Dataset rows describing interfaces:

+===+

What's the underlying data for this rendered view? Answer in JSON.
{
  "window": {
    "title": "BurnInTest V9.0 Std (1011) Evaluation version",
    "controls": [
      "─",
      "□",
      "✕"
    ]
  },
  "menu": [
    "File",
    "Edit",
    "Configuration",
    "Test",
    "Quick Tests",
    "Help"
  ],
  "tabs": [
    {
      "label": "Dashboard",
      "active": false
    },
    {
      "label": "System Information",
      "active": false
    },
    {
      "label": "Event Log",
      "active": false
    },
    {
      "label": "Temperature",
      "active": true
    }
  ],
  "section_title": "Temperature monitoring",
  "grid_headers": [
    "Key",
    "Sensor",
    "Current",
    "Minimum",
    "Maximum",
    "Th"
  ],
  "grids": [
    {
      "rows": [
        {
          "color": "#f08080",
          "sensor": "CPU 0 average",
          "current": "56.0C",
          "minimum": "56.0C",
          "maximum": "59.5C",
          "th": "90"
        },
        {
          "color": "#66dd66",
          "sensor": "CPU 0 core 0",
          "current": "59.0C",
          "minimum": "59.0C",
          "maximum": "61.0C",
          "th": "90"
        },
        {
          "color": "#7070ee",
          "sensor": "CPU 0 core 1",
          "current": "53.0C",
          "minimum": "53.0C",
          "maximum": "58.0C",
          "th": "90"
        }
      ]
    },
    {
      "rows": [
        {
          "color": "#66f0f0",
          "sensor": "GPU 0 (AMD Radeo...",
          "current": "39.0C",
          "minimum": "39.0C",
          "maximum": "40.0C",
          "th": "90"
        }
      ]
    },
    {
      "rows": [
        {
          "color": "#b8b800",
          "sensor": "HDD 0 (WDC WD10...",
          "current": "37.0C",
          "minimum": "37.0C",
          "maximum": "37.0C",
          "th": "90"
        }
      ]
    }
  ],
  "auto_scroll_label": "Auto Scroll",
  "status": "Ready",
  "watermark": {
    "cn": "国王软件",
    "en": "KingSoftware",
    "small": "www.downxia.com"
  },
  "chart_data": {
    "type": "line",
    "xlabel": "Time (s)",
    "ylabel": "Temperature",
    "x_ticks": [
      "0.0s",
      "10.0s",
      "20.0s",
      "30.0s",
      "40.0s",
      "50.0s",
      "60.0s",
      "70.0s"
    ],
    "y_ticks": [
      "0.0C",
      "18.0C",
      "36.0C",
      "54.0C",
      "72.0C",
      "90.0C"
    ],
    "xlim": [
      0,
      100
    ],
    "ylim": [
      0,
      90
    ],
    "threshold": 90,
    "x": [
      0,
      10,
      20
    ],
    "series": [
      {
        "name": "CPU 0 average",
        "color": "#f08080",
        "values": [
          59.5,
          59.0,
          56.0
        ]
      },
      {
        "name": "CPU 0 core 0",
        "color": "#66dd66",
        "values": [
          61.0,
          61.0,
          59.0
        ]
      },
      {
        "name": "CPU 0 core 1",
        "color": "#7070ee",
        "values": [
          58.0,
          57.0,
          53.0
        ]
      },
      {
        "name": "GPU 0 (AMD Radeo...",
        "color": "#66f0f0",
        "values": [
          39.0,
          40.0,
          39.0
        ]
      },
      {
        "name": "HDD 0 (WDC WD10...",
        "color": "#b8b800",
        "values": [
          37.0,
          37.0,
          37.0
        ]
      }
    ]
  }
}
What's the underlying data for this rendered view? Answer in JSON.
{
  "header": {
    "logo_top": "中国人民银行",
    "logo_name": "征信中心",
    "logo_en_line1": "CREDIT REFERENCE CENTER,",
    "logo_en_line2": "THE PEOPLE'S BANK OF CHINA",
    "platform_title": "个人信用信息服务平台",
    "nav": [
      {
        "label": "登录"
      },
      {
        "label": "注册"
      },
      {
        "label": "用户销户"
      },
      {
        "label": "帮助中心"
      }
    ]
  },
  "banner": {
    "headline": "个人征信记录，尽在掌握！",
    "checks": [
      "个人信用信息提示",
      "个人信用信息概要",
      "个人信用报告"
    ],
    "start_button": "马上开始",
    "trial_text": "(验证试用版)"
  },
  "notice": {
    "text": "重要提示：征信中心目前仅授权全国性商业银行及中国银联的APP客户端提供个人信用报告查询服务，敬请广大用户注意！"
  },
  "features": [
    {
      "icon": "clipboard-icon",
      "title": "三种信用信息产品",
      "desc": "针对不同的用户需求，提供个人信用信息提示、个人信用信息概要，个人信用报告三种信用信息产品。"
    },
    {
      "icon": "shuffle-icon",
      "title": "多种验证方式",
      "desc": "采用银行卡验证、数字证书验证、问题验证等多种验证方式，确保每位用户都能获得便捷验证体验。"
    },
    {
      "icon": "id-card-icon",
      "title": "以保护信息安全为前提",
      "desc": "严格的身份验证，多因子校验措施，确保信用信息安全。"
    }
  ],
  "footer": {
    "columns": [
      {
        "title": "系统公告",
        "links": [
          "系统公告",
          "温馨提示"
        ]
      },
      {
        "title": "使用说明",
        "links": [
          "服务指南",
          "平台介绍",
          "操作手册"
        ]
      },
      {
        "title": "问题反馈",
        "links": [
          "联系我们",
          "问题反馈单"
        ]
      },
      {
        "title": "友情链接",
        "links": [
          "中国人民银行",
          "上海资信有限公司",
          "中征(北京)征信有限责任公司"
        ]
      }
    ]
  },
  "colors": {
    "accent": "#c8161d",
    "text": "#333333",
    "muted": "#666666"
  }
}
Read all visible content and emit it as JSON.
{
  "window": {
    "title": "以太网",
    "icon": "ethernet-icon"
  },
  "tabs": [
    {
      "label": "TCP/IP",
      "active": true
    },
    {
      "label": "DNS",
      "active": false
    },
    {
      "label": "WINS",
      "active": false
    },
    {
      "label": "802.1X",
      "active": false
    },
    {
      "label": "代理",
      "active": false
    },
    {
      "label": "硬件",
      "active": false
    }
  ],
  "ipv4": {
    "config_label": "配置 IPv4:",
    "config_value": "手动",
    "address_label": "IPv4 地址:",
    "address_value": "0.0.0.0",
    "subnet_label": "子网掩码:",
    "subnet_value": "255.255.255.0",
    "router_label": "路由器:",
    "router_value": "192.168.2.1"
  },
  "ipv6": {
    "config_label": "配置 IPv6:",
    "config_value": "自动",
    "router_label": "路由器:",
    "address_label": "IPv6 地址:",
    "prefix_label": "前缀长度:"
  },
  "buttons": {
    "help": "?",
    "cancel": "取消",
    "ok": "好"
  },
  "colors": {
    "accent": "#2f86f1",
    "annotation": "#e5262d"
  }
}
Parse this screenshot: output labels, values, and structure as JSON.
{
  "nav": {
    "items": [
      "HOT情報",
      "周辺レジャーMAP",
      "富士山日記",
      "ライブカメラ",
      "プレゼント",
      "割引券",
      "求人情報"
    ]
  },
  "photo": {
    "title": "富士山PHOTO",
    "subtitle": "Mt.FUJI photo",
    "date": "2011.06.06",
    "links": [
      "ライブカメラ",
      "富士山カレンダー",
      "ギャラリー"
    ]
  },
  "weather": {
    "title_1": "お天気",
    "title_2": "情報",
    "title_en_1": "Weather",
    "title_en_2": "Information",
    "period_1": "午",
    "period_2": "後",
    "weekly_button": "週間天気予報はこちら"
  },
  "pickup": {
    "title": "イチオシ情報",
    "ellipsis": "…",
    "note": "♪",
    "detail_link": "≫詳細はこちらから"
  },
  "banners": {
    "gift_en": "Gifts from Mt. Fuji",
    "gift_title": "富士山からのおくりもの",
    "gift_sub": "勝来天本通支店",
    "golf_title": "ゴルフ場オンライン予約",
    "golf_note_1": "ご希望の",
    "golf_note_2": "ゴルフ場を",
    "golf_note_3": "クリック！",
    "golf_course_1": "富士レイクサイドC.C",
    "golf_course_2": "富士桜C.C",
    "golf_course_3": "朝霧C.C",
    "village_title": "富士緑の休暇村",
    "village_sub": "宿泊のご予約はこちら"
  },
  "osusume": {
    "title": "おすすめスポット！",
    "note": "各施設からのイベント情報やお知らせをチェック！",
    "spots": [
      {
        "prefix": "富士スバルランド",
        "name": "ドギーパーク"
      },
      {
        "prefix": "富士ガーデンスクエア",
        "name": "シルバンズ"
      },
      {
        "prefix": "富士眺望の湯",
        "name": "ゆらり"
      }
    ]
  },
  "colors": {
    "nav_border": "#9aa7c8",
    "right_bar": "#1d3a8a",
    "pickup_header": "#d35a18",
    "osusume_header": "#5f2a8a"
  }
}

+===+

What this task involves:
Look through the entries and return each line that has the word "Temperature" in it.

Solution for this exercise:
      "label": "Temperature",
  "section_title": "Temperature monitoring",
    "ylabel": "Temperature",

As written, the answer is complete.